The proposed Subdivision Ordinance also exempts from public road standards any private road ending in a cul-de-sac and not planned to connect to another public road if that road would serve an average daily traffic volume of fewer than 100 vehicles. The road easement would still be required to be at least 40 feet in width but would not be subject to right-of-way width requirements ranging between 52 and 60 feet.

If the Subdivision Ordinance amendments pass, the director of the Department of Public Works would also be authorized to require that roads meeting private road standards be dedicated for public use and maintained by a Permanent Road Division zone.

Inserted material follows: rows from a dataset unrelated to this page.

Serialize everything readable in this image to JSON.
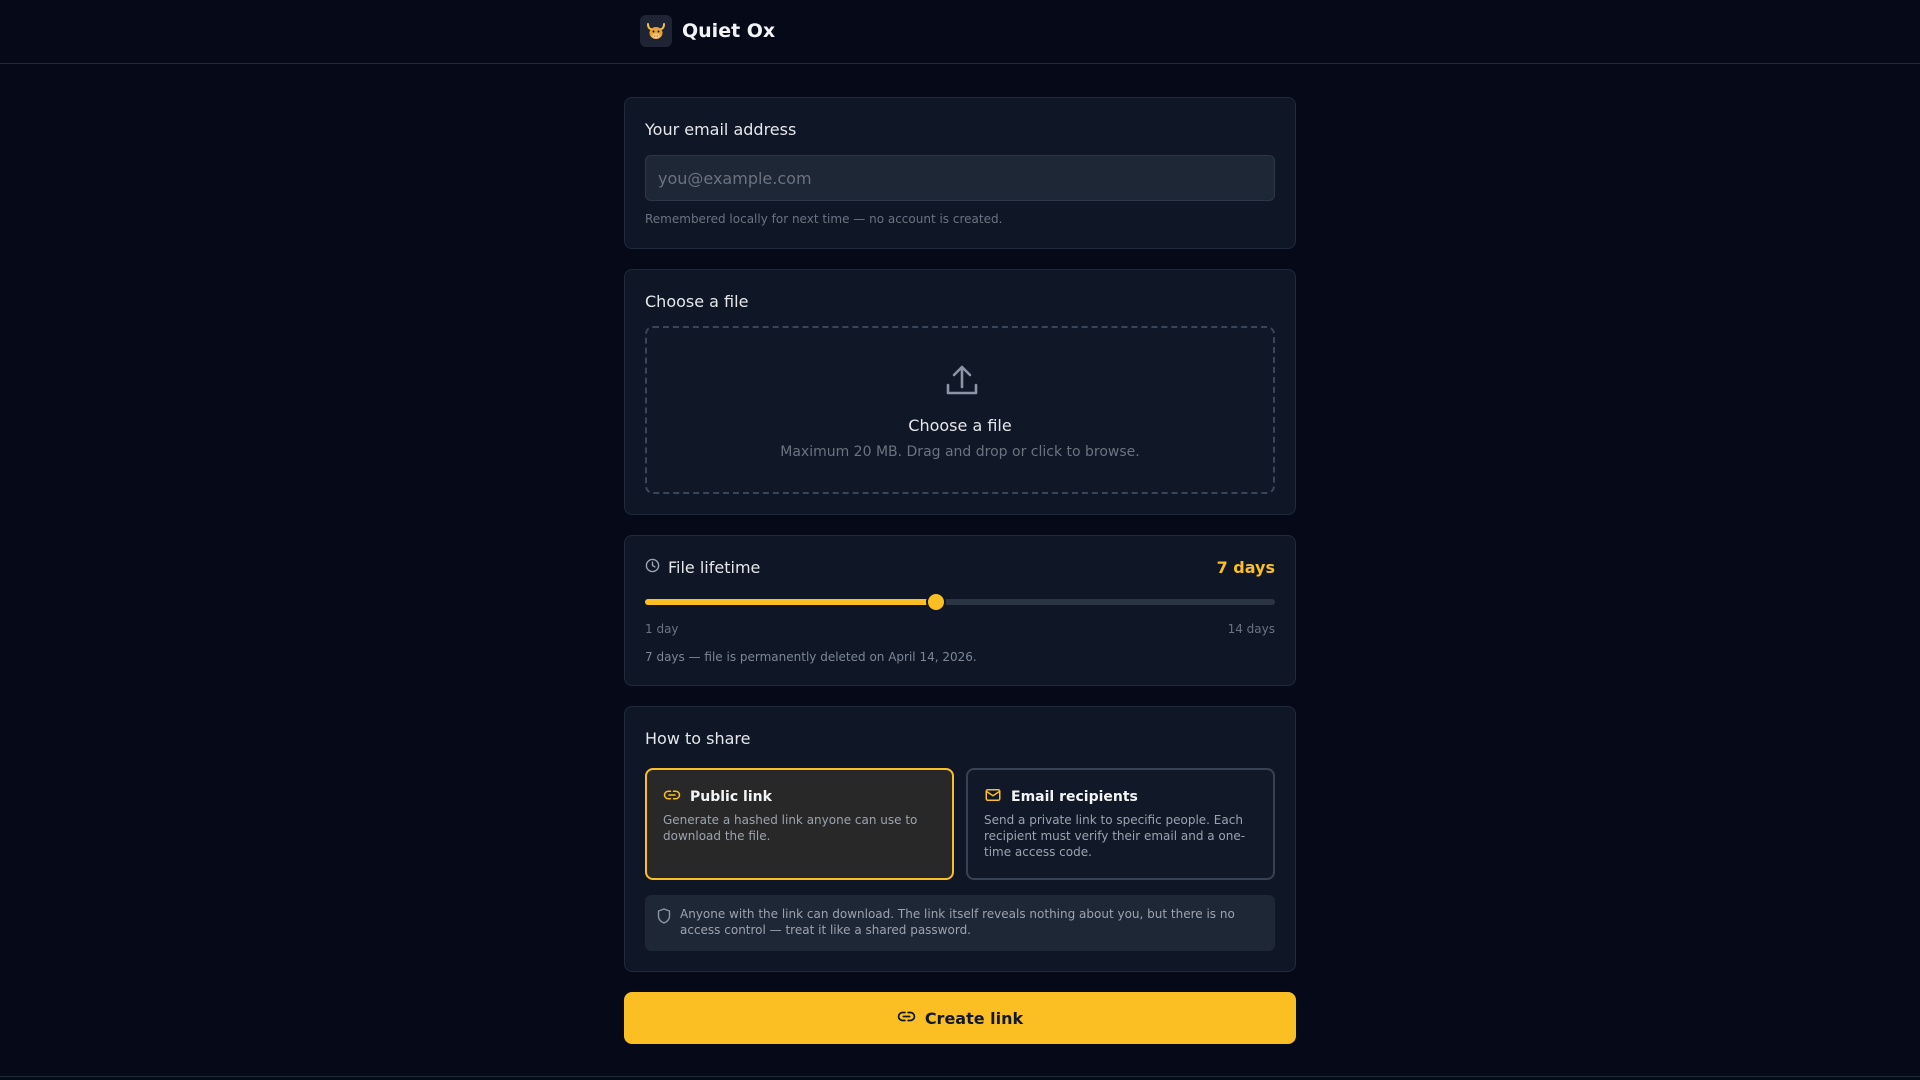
{
  "header": {
    "brand_name": "Quiet Ox",
    "logo_icon": "ox-face-icon"
  },
  "email_section": {
    "title": "Your email address",
    "input_value": "",
    "placeholder": "you@example.com",
    "help": "Remembered locally for next time — no account is created."
  },
  "file_section": {
    "title": "Choose a file",
    "dropzone_title": "Choose a file",
    "dropzone_subtitle": "Maximum 20 MB. Drag and drop or click to browse.",
    "icon": "upload-icon"
  },
  "lifetime_section": {
    "title": "File lifetime",
    "icon": "clock-icon",
    "value_label": "7 days",
    "value": 7,
    "min": 1,
    "max": 14,
    "min_label": "1 day",
    "max_label": "14 days",
    "note": "7 days — file is permanently deleted on April 14, 2026."
  },
  "share_section": {
    "title": "How to share",
    "selected": "public",
    "options": [
      {
        "id": "public",
        "icon": "link-icon",
        "title": "Public link",
        "description": "Generate a hashed link anyone can use to download the file."
      },
      {
        "id": "email",
        "icon": "mail-icon",
        "title": "Email recipients",
        "description": "Send a private link to specific people. Each recipient must verify their email and a one-time access code."
      }
    ],
    "note_icon": "shield-icon",
    "note": "Anyone with the link can download. The link itself reveals nothing about you, but there is no access control — treat it like a shared password."
  },
  "create_button": {
    "label": "Create link",
    "icon": "link-icon"
  },
  "colors": {
    "background": "#050918",
    "card": "#0f1726",
    "accent": "#fbbf24",
    "muted_text": "#6b7280"
  }
}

Another Subdivision Ordinance proposed change would require an analysis to assess whether extending on-site roads to the subdivision boundary so that they can connect with roads from adjacent projects or existing public roads would be feasible and practical.

Another new clause would require extension of public water supply facilities adequate to serve a subdivision which is within a water district’s sphere of influence if the main lines of the existing potable water supply are within 500 feet of the subdivision or if the subdivider has proposed the use of a public water supply to serve the subdivision.

Another proposed change would make the boundary adjustment application review process consistent with other discretionary permit processes and would replace specific information requirements with a stipulation to provide data specified by the Department of Planning and Land Use director.

 

Reader Comments
(0)

 
 

Our Family of Publications Includes:

Powered by ROAR Online Publication Software from Lions Light Corporation
© Copyright 2020